### What to produce
Scan the entries below for the word "true" and copy every line where it turns up.

Study material Start Marker

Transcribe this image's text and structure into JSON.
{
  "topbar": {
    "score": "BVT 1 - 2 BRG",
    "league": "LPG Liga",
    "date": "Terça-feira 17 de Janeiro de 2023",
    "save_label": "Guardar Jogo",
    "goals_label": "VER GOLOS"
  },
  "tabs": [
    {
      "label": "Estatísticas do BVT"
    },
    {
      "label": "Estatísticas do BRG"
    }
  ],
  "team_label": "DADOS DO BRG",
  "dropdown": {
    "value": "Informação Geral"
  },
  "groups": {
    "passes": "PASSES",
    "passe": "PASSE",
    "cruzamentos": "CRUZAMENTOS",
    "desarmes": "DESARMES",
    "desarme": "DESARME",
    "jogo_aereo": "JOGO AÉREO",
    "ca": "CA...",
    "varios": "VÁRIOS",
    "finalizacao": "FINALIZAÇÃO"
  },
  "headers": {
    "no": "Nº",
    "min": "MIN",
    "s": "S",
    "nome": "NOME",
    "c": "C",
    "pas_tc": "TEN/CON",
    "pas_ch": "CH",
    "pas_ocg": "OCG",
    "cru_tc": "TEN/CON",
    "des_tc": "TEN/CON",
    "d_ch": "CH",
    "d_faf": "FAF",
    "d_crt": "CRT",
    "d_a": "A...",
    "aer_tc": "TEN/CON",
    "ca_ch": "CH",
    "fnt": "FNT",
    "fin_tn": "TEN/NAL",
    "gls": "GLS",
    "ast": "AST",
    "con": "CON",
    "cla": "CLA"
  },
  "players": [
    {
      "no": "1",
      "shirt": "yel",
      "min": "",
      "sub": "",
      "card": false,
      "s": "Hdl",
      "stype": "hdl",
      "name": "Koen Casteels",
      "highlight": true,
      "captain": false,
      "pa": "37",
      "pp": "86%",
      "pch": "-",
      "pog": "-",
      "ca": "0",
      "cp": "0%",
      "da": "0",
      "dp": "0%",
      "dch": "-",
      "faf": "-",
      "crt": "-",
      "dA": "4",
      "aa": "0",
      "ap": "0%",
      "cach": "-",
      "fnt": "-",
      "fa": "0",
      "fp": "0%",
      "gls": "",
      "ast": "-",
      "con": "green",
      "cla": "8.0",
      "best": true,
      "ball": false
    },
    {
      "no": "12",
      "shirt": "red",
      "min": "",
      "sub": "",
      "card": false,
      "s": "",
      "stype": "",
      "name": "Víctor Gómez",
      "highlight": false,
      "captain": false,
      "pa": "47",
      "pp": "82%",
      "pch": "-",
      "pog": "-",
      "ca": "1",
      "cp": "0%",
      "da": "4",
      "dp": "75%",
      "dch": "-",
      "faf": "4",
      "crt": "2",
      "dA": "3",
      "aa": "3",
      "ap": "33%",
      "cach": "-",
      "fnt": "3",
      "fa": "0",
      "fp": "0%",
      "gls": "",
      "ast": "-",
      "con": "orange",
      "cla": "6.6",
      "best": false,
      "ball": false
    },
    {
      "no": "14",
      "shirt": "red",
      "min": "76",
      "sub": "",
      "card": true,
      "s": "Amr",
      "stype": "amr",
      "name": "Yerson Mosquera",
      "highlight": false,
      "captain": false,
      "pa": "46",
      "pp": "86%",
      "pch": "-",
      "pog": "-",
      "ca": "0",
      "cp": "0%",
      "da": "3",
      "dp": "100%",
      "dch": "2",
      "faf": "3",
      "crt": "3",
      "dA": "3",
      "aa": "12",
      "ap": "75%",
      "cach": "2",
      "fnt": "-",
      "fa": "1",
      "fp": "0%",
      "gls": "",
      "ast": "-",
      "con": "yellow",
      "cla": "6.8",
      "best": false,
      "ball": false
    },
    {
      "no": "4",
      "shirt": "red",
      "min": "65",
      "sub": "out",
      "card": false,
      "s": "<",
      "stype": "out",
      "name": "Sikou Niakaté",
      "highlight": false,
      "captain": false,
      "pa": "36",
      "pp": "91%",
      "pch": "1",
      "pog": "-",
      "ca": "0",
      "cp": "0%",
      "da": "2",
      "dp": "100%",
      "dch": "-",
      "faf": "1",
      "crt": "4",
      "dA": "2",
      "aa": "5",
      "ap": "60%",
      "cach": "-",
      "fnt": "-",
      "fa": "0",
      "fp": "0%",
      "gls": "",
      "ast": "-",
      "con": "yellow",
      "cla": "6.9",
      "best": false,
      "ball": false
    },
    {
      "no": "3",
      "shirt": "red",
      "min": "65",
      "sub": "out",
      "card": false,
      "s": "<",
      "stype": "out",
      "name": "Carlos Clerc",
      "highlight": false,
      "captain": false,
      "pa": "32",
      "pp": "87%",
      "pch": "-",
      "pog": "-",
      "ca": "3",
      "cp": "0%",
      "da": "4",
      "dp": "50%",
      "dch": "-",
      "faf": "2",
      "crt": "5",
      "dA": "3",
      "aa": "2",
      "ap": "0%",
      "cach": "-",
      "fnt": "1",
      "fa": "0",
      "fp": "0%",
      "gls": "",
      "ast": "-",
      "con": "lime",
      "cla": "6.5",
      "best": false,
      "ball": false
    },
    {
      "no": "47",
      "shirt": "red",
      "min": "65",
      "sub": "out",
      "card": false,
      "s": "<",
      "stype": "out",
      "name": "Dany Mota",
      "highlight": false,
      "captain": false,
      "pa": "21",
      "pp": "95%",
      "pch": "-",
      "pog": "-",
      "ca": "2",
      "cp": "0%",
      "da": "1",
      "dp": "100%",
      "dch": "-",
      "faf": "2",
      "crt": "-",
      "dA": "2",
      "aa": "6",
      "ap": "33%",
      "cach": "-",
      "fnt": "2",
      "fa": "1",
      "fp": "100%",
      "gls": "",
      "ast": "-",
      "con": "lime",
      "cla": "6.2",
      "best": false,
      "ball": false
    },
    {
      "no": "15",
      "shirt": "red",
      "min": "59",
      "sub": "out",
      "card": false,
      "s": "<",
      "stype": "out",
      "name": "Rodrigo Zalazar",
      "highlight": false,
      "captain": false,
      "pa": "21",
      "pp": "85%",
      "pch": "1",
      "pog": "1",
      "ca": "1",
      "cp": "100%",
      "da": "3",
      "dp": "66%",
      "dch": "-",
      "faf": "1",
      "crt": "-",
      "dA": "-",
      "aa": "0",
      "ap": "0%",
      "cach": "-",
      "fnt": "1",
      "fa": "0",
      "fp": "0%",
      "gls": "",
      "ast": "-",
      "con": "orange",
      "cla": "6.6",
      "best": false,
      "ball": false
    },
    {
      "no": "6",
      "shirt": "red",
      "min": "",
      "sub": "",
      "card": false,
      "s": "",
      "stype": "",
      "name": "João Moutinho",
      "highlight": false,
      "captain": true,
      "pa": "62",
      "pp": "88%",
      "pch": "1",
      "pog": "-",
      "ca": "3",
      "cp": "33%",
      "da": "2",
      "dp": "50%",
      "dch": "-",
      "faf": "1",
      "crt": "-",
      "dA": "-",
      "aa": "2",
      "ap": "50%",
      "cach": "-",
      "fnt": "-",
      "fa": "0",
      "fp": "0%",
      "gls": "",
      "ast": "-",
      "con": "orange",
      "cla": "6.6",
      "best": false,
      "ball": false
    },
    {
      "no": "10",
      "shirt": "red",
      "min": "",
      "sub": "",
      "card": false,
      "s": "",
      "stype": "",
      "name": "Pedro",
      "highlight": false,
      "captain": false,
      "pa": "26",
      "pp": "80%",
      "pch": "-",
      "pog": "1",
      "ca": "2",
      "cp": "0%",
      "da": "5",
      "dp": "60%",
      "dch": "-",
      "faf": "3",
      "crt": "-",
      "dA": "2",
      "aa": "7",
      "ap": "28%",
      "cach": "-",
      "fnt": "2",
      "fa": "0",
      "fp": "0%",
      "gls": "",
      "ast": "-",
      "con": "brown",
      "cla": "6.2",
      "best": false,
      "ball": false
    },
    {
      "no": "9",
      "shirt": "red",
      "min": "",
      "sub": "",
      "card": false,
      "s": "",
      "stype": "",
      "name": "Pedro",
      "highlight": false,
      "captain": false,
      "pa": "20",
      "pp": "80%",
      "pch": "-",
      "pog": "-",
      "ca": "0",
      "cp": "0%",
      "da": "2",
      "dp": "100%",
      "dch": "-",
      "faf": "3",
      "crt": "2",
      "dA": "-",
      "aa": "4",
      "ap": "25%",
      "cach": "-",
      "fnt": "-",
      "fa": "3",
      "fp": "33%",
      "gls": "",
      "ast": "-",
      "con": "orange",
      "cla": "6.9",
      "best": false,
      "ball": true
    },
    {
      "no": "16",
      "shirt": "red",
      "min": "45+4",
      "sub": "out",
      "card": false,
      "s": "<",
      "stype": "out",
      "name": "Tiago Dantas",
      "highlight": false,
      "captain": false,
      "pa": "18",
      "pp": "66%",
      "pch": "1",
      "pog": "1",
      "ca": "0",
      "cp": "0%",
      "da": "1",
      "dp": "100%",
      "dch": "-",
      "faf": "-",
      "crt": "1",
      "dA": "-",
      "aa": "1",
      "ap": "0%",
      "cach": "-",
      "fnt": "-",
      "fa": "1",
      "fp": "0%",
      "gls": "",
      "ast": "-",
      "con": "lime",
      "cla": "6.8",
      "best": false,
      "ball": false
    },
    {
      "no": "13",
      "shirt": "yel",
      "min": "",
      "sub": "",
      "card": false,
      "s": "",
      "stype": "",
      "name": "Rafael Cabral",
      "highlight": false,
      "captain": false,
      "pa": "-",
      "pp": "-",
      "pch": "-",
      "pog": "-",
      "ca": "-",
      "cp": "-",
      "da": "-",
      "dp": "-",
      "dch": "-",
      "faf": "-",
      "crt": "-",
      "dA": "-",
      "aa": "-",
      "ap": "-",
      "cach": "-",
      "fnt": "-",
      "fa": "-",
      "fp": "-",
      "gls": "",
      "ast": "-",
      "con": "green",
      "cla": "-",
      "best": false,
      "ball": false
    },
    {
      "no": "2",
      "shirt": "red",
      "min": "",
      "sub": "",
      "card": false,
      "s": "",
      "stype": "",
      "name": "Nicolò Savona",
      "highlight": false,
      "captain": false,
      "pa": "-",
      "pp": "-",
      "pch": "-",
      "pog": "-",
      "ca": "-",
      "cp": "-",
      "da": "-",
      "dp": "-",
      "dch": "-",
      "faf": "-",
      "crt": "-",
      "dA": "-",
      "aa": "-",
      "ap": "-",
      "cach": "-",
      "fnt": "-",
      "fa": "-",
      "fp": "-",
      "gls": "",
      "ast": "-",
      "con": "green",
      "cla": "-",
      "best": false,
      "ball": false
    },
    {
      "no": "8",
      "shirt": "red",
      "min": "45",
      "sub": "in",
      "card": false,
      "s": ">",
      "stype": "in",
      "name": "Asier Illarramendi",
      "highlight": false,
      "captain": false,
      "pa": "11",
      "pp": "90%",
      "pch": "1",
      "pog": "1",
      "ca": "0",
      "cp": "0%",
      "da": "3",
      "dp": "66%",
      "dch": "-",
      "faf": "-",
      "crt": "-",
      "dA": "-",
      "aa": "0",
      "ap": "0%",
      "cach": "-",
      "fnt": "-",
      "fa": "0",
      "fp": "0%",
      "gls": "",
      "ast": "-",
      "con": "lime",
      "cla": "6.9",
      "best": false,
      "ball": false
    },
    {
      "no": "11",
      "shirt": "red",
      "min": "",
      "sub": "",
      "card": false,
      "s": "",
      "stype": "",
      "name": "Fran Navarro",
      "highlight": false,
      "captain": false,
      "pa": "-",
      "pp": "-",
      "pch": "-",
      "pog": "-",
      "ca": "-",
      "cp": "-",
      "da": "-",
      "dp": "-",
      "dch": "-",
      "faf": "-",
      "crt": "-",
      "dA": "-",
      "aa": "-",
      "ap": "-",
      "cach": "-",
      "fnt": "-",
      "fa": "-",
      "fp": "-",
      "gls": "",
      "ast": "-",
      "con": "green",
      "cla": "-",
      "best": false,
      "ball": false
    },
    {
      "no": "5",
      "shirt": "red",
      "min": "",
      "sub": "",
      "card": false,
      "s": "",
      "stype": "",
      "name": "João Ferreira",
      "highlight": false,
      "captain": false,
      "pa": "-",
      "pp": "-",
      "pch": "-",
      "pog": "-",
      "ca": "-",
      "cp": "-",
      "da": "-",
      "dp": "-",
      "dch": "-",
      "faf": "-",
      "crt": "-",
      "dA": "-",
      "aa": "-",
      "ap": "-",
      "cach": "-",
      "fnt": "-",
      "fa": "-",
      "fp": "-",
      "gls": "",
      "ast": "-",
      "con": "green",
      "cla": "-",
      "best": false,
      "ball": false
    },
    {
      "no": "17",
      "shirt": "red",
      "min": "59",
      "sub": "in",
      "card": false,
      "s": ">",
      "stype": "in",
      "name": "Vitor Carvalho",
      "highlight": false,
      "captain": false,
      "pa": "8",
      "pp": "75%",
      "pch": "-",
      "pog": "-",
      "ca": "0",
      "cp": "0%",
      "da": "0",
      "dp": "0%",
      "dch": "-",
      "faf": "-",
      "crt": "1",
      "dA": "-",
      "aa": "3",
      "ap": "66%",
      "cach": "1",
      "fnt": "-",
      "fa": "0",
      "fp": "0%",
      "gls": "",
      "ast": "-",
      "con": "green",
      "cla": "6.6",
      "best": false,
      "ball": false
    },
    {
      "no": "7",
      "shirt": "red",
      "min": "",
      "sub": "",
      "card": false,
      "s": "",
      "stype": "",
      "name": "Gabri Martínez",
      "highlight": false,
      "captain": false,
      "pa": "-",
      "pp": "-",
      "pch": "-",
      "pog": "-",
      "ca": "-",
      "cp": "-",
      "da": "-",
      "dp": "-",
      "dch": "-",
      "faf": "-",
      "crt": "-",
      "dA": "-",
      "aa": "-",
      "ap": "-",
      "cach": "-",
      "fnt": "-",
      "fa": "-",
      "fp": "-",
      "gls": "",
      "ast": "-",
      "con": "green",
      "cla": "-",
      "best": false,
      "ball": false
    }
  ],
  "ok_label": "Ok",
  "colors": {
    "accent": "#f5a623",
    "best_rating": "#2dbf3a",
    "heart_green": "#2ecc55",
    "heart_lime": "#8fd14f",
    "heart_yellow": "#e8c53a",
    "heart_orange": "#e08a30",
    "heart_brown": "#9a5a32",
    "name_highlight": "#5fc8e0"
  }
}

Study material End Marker

### Answer space
      "highlight": true,
      "best": true,
      "card": true,
      "captain": true,
      "ball": true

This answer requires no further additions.